After much discussion among the leadership of CRJ, Bob Gordh produced this excellent history and description
The Committee for Racial JusticeCRJ originated in response to a single disturbing racial incident.
On May 4, 2011, an African American member of the Santa Monica High School wrestling team was held against his will and chained to his locker by two Caucasian teammates while there were chants of “Slave for sale” and a wrestling dummy had a noose around its neck nearby. This racially charged incident and the District’s slow response were the catalyst for the formation of the Committee for Racial Justice (CRJ). Our 11-person
Steering Committee consists of parents of Santa Monica students, community members and clergy. CRJ membership is open to all. We welcome all people of good will to attend our workshops and join our working committees.
CRJ is committed to combating all forms of racial injustice, whether overt or covert, whether individualized or systemic, that may take place in
our community. While we know that racism affects many cultural groups, we are especially drawn to focus on the severe impact it has on the African
CRJ has been active in 3 main arenas.
Since early in its existence, CRJ has been active in 3 arenas. First, we have produced a series of workshops on various aspects of the subject of race. We do not, of course, view race as a natural category but rather as a social construct imposed by racism. Racism has had an enormously complex and destructive history in our country. Likewise, it persists today in enormously complex and destructive ways. In common with anti-racists everywhere, we see racism as much more than just a conscious attitude. It can also be an unconscious bias. Moreover it is much more than just attitude, whether conscious or unconscious. It is also an insidious pattern
embedded in the systems by which our society is organized. It manifests itself, for instance, in segregated housing patterns, in enormous racial disparities in our distribution of wealth, in the use of predominantly Eurocentric materials in our history classes, in racially discriminatory policing, etc. The study of race and racism is multi-disciplinary, involving the fields of history, sociology, political science, psychology, economics, religion, literature and other arts, and more. There is so much to learn!
Hence, our monthly educational workshops, which typically feature noted guest speakers, as well as time for discussion and dialogue.
And of course, there is so much to do to undo racism. A regular feature of our workshops, therefore, is to inform our attendees of a variety of opportunities for action.
Second, CRJ works continuously to advocate for Black students in the Santa Monica/Malibu Unified School District. We persistently push for policies and practices that will benefit Black students.

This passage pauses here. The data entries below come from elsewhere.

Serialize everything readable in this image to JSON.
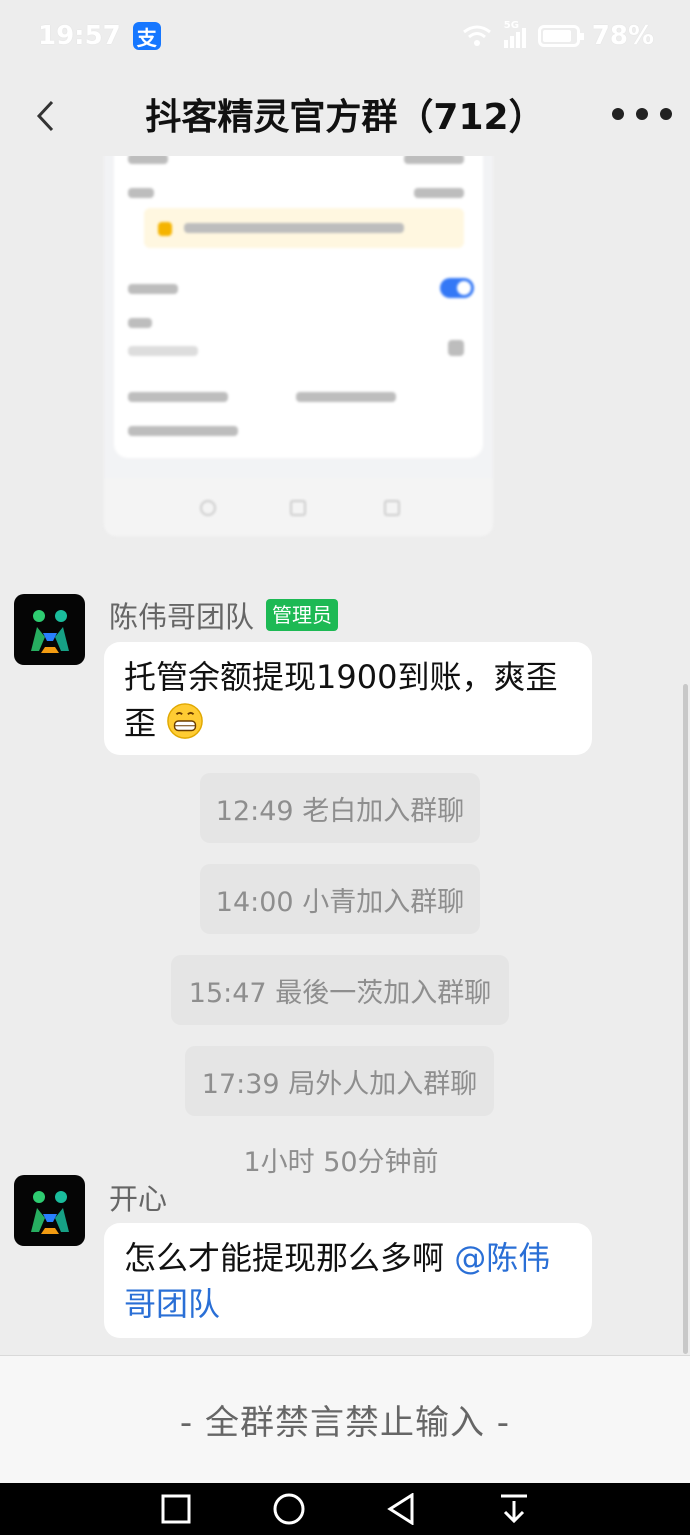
{
  "status_bar": {
    "time": "19:57",
    "app_icon": "alipay-icon",
    "app_icon_glyph": "支",
    "network_label": "5G",
    "battery_text": "78%"
  },
  "header": {
    "title": "抖客精灵官方群（712）",
    "back_icon": "chevron-left-icon",
    "more_icon": "more-dots-icon"
  },
  "messages": [
    {
      "sender": "陈伟哥团队",
      "badge": "管理员",
      "text_line": "托管余额提现1900到账，爽歪歪",
      "emoji": "grinning-face-emoji"
    },
    {
      "sender": "开心",
      "text": "怎么才能提现那么多啊 ",
      "mention": "@陈伟哥团队"
    }
  ],
  "system_messages": [
    "12:49 老白加入群聊",
    "14:00 小青加入群聊",
    "15:47 最後一茨加入群聊",
    "17:39 局外人加入群聊"
  ],
  "time_divider": "1小时 50分钟前",
  "mute_bar": {
    "text": "- 全群禁言禁止输入 -"
  },
  "colors": {
    "background": "#ededed",
    "admin_badge": "#1db954",
    "mention": "#2a6fd6",
    "avatar_bg": "#050505"
  },
  "nav_bar": {
    "buttons": [
      "square-recents-icon",
      "circle-home-icon",
      "triangle-back-icon",
      "download-arrow-icon"
    ]
  }
}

We do not espouse “colorblindness.” We believe Black students face specific challenges in this society, which is so pervaded by racism, and we believe, accordingly, that they deserve various kinds of support that are designed especially for them. For example, we believe that they deserve courses that are specifically about Black history and culture, as opposed to mere equal access to predominantly Eurocentric courses. It is worth noting that CRJ avoids a binary approach to thinking about race. We do not, for instance, divide individuals simply into racists and non-racists. Instead we recognize that we are all at some point on a continuum. Similarly we see institutions like the Santa Monica schools as being at some point on a continuum. Our goal is to push them to the highest point possible. We believe that not only Black students but all students will benefit enormously as a result. CRJ has created a document called “A Vision for Schools where Black Lives Matter” to guide us in this work. During the 2017-2018 school year we will be campaigning specifically to establish a support group for the parents, grandparents and guardians of Black students for every school in the district.
Third, CRJ works to oppose many forms of injustice in the nation’s criminal justice system: racial profiling and race-based harassment, excessively harsh sentencing laws, mass incarceration, police shootings of Black citizens, discrimination against individuals exiting incarceration, etc. On the local level CRJ, along with the Santa Monica/Venice chapter of the NAACP, the Westside ACLU and the Peace and Justice Committee of the Santa Monica Unitarian Universalist Church, participates in Coalition for Police Reform. It is the mission of this coalition to eliminate racial profiling, as well as the use of unnecessary force toward Black citizens, by the Santa Monica Police Department.
CRJ faces new challenges, seizes new opportunities.
CRJ’s July, 2017, workshop was visited by 5 members of white supremacist hate groups, 3of them wearing bandanas as masks. Throughout the meeting they interrupted and made racist and anti-Semitic remarks out loud. The August meeting was besieged by at least 30 white supremacist disruptors, who tried to invade the hall but were blocked at the door by stalwart attendees. Our research indicated that over 300 neo-nazis were mobilizing to descend on our next workshop. CRJ spearheaded a de-escalation and public safety program for CRJ and its anti-racist allies. Several hundred CRJ supporters turned out for the September 10 workshop. They were fortified by a plan for resistance, the presence of numerous clergy, and a large police contingent. Only a handful of far-rightists dared to show up, and the meeting proceeded peacefully.
Not only are white supremacists attempting to disrupt our workshops. They are also spreading misinformation about us. We have therefore taken up the additional projects of safeguarding our workshops and of sharing our message more broadly. We shall not be moved. We are committed to growing and expanding our anti-racist work in Santa Monica and invite others to join and participate with us.
Syria is the Paris Commune of the 21st Century!